In 1955, only five years after he had received international attention for his Glass house in New Canaan, Connecticut, the MWPAI Board of Trustees commissioned architect Philip Johnson (1906-2005) to design his first art museum, which opened to international acclaim in 1960.
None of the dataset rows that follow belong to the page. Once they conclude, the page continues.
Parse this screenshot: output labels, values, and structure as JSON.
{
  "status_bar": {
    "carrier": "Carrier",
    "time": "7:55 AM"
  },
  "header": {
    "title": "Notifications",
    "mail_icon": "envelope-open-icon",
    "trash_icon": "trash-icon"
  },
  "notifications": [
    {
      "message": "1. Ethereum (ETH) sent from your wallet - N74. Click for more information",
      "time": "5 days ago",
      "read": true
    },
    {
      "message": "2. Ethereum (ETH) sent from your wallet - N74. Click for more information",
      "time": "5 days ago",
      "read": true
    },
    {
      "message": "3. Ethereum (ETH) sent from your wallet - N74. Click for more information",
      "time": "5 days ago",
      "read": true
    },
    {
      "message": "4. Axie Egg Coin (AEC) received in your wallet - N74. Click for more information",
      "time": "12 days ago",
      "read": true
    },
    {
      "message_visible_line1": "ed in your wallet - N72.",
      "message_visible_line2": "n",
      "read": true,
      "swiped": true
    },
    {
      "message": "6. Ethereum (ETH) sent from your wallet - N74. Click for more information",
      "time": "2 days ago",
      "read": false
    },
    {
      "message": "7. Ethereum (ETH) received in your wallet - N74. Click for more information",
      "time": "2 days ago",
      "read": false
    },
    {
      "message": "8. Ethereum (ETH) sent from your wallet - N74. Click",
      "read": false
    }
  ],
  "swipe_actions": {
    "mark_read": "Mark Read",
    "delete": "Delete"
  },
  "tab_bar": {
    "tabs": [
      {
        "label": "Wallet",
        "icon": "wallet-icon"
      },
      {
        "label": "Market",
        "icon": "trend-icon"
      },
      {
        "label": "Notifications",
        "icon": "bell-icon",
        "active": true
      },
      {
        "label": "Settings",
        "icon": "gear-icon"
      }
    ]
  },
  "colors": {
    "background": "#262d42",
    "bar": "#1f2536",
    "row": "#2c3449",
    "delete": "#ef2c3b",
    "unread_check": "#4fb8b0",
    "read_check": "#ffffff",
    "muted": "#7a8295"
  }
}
Johnson’s design for the Munson-Williams-Proctor Arts Institute is elegant in its simplicity. The façade is a dark granite box that floats unexpectedly on a glass pedestal surrounded by a dry moat. The visitor enters through one of two avenues, from the staircase at the Genesee Street front entrance or via the parking lot entry at the rear. In each case, there is a dramatic change in scale from low ceiling to the triumphant Edward Wales Root Sculpture Court, a two-story sky lit atrium. Here, one arrives at the uplifting heart of the Museum. Johnson designed the Sculpture Court to be the orienting center, to which gallery-goers can return for the refreshment of natural light. He found an interesting engineering solution to achieve this vast expanse of space: the building’s structural frame is comprised of eight ferroconcrete piers that support four intersecting posttensioned concrete beams, all sheathed in bronze panels, from which the museum’s second-floor gallery and exterior walls hang.
A Museum Education Wing that opened in 1995 connects the Johnson building and Fountain Elms.